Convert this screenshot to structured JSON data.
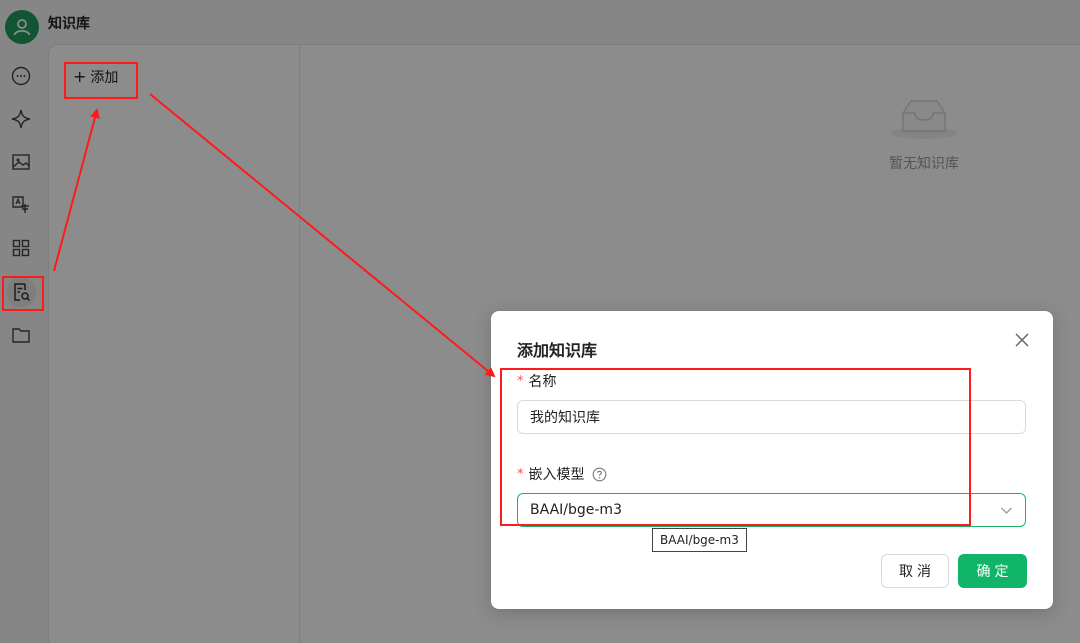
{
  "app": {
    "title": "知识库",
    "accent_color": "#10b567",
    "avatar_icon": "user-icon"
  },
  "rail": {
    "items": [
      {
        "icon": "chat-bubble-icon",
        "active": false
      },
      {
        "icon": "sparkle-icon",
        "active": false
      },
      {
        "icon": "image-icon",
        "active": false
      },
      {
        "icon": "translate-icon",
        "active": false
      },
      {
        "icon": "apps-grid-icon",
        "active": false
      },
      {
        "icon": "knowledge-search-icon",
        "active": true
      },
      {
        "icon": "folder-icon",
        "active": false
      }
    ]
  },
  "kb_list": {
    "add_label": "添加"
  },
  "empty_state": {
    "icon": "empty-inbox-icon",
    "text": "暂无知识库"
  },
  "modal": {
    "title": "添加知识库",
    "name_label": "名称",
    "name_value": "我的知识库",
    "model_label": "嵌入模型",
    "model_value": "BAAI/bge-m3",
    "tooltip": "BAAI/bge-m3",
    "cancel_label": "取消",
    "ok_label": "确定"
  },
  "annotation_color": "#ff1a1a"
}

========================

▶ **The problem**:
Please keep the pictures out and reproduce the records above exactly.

▶ **Response below**:
Convert this screenshot to structured JSON data.
{
  "app": {
    "title": "知识库",
    "accent_color": "#10b567",
    "avatar_icon": "user-icon"
  },
  "rail": {
    "items": [
      {
        "icon": "chat-bubble-icon",
        "active": false
      },
      {
        "icon": "sparkle-icon",
        "active": false
      },
      {
        "icon": "image-icon",
        "active": false
      },
      {
        "icon": "translate-icon",
        "active": false
      },
      {
        "icon": "apps-grid-icon",
        "active": false
      },
      {
        "icon": "knowledge-search-icon",
        "active": true
      },
      {
        "icon": "folder-icon",
        "active": false
      }
    ]
  },
  "kb_list": {
    "add_label": "添加"
  },
  "empty_state": {
    "icon": "empty-inbox-icon",
    "text": "暂无知识库"
  },
  "modal": {
    "title": "添加知识库",
    "name_label": "名称",
    "name_value": "我的知识库",
    "model_label": "嵌入模型",
    "model_value": "BAAI/bge-m3",
    "tooltip": "BAAI/bge-m3",
    "cancel_label": "取消",
    "ok_label": "确定"
  },
  "annotation_color": "#ff1a1a"
}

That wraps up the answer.